My grocery cart almost always contains:

Baby Spinach
Kale (lots of it)
Fresh Parsley and Cilantro, plus any other herbs I need on hand
Carrots (about 25 lbs per week...juice!)
Tomatoes (when in season)
Bell Peppers (when in season)
Lemongrass (I love Tom Kha)
Peas (frozen if fresh aren't available)

I also like to keep on hand fruits that are easy to grab and go. Bananas, apples, oranges, pears and berries. This category is also about what you like. Try something new whenever possible. I can't believe I was 30 before I ate a tangelo!


Seasonings in the vegan kitchen are really the same as in any kitchen...except we tend to be adventurous and use a wider variety. I probably have about 60 different herbs and spices at any given time. Have you tried Aleppo Pepper? Oh. Yum.

Nutritional Yeast
This was one of the last things I added to my vegan pantry. It seemed very strange to me at first, and I didn't like the flavor. But as my tastebuds cleared of the dairy and processed foods I removed from my diet, it began to taste good...very good. I sprinkle it on popcorn, add it to dishes to create a nutty or cheesy flavor, and to create vegan parmesan.

Veggie Broth or Bullion Cubes
A must. Soups, "stuffing," and many rice dishes use it.

Miso Paste
For the same reason as broth/bullion, but mostly in asian style dishes.

Liquid Aminos
Like a soy-sauce, but without the gluten. Not a health food as it is usually really high in sodium, so use sparingly.

Apple Cider Vinegar
I use it in dressings mostly, but always have it on hand.

Balsamic Vinegar
A must have for dressings.

Rice Vinegar
Key in many asian style dishes, a must for making sushi rice!

Red Wine Vinegar
Another great vinegar to have on hand for salads and dressings.

Grain Meats, Tofu, and Vegan Cheeses

Grain Meats:

When I first went vegetarian, I ate a LOT of grain meats. I didn't really understand what a vegetarian was until my early 20s, so meat was what I knew how to prepare, so grain meats were a big help. I ate them less and less over time, and when I went vegan, I just couldn't stomach them anymore. Partially because most contained gluten, but mostly because food companies have gotten a bit TOO good at making them taste like animal flesh. Ugh. At this point, it reminds me far to much of eating animals, and I just can't eat it. If you're just starting out on your vegan journey, you may find grain meats helpful, as I did. Make sure you read labels carefully, as many of the grain meats on the market contain milk and eggs. Some companies make both vegan and non-vegan products, so don't assume a line of foods is vegan just because one product is. I liked Gardein and Field Roast products back in the day, but there's a ton of new companies on the market now as the demand for a plant-based diet has skyrocketed in recent years.

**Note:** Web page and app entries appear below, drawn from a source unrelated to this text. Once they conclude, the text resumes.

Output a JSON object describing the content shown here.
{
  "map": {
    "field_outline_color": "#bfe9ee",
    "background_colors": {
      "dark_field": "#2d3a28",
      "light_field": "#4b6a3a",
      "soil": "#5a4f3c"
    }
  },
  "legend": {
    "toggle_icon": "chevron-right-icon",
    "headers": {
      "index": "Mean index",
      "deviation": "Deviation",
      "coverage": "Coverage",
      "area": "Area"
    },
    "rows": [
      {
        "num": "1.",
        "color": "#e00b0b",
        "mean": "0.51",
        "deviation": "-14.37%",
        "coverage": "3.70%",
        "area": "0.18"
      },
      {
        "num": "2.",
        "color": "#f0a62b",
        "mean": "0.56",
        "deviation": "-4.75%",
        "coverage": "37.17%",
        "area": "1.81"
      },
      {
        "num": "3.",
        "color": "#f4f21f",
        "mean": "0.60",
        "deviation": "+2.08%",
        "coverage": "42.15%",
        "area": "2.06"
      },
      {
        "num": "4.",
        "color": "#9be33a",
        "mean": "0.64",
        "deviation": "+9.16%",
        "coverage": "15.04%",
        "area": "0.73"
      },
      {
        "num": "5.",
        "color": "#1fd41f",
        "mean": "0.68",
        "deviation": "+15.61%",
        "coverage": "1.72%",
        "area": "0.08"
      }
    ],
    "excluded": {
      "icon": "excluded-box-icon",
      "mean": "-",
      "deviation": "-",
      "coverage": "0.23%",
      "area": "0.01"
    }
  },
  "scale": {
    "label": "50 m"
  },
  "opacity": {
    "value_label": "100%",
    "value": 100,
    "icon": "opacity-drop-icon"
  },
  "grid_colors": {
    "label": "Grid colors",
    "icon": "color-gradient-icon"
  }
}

Tofu is a texture and flavor I really enjoy now that I am vegan. I really wanted to like it for many years, but didn't really enjoy it until my partner, John, fried it in coconut oil before adding it to recipes. Wow, did that change my mind! I love it now. In my kitchen it mainly shows up as a texture in curries, veggie scrambles, and Tom Kha soup. Use a silken tofu for making most sauces, and stick to a sprouted tofu for most other dishes as the texture is much better than non-sprouted. When I'm using it to add a "meaty" texture, I either slice it 1/4" thick or into 1/2" cubes, place it on a parchment lined cookie sheet and bake it at 400˚ F for 30 minutes, turning once halfway through. This creates a lovely "crust" on the outside of the tofu that really helps the texture.

PLEASE NOTE: Tofu is made from soybeans, which have become the top "frankenfood" of our world. Make sure the label on ALL your soy produced is certified organic, which means it will also be non-GMO (genetically modified).

Vegan Cheeses:

Dairy was the last animal product to leave my diet. I was a cheese-o-holic to say the least. The processed vegan cheeses on the market now (namely Daiya brand) are much tastier than the assortment of flavored cardboards that scattered shelved a few years back. I use it sparingly these days, as I find my digestion reacts unpleasantly to processed foods. Daiya makes a decent (but again, processed) cream cheese, but I prefer making cashew cream cheese instead. Try leaving out the lemon and experimenting with other sweet flavors.